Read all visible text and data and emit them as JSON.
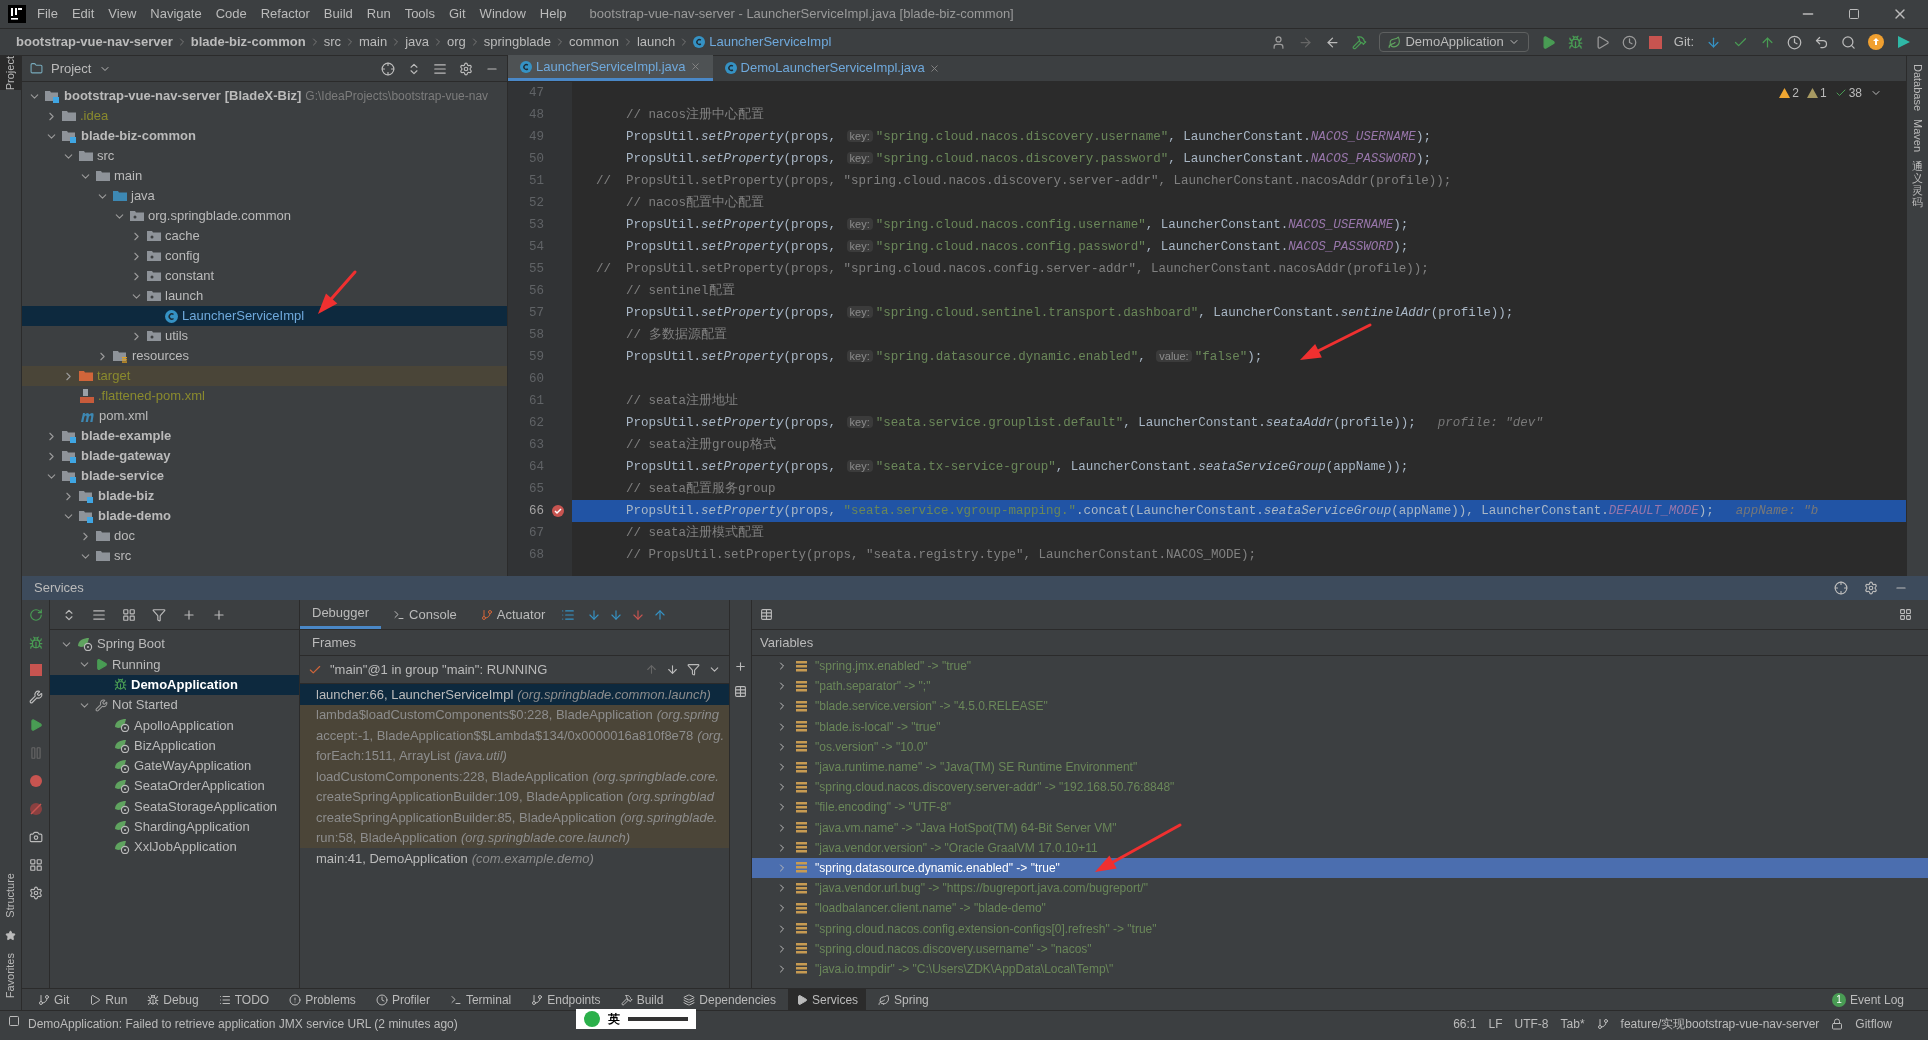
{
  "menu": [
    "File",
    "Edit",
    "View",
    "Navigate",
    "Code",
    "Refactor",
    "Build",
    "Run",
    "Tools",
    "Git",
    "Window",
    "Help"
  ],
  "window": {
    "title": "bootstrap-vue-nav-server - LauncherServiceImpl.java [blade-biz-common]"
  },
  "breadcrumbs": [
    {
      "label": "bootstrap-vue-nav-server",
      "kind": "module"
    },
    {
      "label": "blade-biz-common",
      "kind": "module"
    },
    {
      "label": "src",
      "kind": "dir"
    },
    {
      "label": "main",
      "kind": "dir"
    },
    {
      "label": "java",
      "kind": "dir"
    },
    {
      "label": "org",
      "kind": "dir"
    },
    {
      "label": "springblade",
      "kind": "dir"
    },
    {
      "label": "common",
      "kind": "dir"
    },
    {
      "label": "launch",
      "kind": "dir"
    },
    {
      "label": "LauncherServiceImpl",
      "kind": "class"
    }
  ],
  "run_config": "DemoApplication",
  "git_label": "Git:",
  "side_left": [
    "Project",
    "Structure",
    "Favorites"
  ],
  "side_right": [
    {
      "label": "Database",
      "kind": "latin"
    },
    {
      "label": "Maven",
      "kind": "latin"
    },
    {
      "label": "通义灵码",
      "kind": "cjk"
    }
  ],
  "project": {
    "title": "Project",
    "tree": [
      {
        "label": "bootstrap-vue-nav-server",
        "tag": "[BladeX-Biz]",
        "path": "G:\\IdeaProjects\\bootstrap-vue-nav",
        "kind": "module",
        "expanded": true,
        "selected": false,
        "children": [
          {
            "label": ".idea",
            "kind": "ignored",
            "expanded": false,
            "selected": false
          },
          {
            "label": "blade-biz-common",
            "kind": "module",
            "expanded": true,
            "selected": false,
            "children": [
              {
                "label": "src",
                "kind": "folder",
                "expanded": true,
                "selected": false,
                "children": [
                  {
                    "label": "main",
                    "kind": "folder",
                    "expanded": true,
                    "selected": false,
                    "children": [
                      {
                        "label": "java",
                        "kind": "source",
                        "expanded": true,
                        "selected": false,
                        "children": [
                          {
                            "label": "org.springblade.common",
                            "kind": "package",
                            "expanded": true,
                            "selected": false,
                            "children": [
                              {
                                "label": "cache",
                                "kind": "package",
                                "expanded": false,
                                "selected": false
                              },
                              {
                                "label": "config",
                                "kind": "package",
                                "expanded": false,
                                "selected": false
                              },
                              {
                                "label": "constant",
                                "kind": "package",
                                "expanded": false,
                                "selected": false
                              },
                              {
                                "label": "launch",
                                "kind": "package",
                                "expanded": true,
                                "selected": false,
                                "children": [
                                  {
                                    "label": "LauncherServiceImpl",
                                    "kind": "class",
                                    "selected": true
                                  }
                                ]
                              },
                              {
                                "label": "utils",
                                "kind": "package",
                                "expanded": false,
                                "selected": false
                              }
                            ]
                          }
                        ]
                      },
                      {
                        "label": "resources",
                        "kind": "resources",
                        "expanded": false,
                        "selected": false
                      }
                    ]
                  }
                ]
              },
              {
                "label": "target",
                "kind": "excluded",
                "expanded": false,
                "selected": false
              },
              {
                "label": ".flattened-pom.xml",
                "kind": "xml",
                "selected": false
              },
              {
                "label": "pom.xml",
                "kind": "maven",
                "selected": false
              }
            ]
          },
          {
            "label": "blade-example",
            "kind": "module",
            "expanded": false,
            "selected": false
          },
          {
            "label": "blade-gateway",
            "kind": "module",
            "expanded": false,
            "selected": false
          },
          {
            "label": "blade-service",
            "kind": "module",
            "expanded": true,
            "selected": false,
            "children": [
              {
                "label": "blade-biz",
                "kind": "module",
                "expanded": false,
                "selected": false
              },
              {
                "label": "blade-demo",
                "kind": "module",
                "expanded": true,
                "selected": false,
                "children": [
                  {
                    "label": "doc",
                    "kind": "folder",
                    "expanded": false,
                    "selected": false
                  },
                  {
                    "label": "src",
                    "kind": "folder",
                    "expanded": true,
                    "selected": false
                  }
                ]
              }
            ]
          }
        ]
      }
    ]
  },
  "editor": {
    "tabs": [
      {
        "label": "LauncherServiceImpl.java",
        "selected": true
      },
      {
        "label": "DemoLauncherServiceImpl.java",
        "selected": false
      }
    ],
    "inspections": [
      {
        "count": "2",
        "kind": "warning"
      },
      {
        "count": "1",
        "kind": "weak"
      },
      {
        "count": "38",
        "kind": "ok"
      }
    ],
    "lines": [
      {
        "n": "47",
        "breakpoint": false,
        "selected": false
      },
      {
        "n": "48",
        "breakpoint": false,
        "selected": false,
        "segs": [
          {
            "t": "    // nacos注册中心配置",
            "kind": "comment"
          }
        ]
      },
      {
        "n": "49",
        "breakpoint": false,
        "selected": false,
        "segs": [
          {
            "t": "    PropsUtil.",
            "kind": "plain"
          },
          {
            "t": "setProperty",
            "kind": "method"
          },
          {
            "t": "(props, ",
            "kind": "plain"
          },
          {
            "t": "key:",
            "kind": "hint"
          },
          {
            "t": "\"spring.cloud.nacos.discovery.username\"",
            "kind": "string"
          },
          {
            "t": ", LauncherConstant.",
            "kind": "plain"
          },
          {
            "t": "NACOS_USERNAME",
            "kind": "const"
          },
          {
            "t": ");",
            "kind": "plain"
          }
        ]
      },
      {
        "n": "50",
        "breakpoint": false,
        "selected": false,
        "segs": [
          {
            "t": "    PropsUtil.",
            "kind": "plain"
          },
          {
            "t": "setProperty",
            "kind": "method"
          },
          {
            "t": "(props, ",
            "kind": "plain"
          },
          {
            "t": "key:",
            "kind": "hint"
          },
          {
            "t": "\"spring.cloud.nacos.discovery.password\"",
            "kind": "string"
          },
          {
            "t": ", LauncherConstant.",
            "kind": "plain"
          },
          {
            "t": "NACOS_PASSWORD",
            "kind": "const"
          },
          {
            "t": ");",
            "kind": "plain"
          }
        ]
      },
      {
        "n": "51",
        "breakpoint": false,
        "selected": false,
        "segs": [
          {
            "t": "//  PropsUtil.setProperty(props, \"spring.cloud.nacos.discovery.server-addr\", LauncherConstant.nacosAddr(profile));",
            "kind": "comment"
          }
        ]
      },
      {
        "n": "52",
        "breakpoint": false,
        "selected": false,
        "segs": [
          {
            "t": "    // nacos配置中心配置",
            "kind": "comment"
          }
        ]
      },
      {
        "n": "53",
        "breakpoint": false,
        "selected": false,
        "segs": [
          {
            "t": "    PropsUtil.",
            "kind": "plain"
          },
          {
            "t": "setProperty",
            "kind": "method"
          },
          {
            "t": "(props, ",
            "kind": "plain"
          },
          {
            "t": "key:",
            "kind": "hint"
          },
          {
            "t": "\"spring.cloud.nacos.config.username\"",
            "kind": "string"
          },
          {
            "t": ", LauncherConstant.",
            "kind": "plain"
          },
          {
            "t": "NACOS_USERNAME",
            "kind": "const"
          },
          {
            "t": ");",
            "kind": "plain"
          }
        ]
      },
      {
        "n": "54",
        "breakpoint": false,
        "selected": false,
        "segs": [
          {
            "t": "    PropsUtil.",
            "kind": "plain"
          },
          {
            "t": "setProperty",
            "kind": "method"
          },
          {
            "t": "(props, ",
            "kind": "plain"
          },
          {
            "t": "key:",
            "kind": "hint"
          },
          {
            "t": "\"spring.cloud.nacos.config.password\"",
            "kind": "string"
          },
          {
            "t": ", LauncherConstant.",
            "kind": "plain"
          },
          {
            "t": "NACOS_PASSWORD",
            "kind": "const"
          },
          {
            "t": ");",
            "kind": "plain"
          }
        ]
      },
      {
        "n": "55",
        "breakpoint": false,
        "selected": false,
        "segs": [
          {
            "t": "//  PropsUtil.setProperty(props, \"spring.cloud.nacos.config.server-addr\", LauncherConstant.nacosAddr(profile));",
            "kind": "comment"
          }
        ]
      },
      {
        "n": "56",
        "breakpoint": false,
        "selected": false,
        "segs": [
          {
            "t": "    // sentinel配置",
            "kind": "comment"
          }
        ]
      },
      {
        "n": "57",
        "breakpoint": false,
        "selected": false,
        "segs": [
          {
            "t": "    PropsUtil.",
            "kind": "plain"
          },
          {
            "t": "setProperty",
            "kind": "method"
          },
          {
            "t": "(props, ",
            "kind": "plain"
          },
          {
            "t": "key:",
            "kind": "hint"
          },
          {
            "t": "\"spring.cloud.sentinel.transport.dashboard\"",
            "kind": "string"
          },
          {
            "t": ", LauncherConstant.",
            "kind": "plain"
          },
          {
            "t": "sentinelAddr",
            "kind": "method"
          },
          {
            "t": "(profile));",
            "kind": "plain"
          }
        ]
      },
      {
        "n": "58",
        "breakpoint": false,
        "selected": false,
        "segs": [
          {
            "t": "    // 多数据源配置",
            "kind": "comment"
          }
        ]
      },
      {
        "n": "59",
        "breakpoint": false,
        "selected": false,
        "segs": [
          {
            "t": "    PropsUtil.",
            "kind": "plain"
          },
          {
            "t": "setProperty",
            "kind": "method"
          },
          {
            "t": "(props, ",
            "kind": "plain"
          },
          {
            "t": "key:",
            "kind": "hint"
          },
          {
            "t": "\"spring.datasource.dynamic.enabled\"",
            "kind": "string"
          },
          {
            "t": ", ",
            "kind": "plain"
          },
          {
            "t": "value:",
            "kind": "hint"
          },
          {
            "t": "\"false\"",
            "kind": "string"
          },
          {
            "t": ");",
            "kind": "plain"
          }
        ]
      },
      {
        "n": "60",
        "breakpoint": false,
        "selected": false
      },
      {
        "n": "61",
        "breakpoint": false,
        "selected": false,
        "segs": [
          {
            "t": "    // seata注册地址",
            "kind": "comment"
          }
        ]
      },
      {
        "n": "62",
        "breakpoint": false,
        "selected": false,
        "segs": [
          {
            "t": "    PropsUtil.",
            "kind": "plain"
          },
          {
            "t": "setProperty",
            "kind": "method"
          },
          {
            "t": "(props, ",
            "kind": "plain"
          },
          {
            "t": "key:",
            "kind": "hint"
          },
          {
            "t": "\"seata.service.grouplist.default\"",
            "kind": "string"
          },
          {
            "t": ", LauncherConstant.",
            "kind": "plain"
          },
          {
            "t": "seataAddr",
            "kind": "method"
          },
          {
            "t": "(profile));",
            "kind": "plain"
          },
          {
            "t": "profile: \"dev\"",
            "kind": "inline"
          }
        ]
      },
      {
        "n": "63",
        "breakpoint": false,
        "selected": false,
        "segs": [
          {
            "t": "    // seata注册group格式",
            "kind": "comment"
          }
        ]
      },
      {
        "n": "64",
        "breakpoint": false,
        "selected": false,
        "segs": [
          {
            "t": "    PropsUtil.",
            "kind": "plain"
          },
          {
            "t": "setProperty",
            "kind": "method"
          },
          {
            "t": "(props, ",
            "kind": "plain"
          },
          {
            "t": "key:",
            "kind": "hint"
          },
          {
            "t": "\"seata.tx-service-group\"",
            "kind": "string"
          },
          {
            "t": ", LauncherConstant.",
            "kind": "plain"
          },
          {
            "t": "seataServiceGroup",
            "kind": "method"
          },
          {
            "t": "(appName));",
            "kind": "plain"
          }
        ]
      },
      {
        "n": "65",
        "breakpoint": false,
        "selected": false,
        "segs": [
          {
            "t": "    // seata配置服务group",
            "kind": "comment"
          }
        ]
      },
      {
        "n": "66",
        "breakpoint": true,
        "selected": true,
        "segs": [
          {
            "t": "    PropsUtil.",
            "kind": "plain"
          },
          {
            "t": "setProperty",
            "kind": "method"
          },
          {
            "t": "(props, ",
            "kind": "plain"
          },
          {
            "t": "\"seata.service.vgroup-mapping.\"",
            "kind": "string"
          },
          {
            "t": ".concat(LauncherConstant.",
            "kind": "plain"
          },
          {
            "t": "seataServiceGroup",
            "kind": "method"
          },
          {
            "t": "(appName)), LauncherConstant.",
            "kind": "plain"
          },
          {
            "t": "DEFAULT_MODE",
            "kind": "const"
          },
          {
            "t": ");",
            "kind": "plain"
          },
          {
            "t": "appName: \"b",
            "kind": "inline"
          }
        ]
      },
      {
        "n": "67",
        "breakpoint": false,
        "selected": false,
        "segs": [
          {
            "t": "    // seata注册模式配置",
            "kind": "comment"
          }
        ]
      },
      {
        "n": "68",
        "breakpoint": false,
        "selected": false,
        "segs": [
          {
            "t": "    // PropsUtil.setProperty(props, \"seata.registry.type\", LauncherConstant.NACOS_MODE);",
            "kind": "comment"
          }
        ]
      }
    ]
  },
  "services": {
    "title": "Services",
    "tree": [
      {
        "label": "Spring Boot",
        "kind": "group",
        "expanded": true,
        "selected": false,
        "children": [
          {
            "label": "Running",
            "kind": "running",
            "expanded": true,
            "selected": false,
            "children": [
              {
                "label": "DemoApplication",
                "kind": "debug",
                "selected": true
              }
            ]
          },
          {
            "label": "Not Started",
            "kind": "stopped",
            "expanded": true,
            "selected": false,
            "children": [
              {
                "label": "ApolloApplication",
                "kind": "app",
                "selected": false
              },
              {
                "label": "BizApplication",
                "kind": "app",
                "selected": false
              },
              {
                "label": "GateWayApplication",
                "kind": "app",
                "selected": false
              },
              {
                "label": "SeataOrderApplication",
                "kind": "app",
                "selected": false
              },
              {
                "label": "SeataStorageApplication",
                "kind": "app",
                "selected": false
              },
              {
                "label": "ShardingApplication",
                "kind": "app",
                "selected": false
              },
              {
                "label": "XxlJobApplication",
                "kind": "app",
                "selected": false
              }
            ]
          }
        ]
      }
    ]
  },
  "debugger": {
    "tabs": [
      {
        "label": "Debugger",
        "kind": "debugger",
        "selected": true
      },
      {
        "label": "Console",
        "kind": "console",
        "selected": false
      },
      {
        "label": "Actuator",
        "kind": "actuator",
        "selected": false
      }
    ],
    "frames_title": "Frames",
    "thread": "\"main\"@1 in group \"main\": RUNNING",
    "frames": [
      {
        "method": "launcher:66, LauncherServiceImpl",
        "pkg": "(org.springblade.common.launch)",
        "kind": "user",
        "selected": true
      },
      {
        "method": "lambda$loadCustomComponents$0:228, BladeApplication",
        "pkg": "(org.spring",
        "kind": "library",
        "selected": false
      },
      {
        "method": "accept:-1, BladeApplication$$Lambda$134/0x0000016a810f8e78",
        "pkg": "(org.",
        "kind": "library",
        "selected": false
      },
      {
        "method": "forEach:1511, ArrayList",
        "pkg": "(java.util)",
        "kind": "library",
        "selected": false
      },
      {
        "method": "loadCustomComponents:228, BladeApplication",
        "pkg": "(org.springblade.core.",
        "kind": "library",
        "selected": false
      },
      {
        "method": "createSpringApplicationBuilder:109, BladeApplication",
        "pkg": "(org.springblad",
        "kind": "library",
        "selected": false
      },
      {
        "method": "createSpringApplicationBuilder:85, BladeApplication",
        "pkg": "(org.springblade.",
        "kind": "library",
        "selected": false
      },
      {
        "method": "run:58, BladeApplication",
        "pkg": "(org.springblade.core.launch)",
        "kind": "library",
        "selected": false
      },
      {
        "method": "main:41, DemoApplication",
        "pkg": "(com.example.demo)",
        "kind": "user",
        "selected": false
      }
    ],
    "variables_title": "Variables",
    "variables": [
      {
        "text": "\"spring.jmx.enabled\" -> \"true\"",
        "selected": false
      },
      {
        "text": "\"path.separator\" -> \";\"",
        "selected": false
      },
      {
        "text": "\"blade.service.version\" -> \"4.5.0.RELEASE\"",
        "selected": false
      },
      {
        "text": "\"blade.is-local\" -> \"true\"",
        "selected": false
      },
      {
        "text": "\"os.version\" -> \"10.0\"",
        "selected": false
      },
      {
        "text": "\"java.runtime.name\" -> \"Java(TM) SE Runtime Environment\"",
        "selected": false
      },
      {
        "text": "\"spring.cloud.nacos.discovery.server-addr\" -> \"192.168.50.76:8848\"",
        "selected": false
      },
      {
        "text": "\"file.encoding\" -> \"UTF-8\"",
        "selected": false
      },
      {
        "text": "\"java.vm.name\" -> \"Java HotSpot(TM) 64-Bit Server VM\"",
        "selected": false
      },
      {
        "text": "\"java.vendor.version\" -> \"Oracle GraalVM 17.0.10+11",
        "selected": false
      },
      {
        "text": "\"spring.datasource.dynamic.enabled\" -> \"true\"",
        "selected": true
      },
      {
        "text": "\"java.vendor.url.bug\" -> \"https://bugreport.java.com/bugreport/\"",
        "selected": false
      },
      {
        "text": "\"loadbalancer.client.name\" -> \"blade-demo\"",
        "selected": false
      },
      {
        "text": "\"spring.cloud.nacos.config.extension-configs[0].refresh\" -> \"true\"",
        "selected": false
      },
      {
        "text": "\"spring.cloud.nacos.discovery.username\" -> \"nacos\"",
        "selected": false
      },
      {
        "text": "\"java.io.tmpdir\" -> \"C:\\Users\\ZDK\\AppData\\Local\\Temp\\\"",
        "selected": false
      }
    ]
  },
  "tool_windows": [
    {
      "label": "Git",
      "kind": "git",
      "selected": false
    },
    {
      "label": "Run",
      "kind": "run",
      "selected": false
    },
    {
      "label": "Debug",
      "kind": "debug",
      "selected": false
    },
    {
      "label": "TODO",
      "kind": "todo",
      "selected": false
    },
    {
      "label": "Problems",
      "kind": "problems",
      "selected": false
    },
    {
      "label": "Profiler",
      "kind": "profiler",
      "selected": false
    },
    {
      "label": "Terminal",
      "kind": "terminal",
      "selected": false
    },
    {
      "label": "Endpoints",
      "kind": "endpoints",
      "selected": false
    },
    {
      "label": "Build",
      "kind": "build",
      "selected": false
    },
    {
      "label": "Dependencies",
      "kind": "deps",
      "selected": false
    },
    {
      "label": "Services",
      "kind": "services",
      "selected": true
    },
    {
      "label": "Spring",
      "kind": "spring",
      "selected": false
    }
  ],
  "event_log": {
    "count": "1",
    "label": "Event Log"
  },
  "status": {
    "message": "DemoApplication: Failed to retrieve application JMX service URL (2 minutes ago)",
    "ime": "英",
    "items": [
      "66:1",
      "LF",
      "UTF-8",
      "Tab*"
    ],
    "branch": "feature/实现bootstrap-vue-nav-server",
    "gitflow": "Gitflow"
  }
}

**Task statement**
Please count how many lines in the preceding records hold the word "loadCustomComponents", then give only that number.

**Response below**
2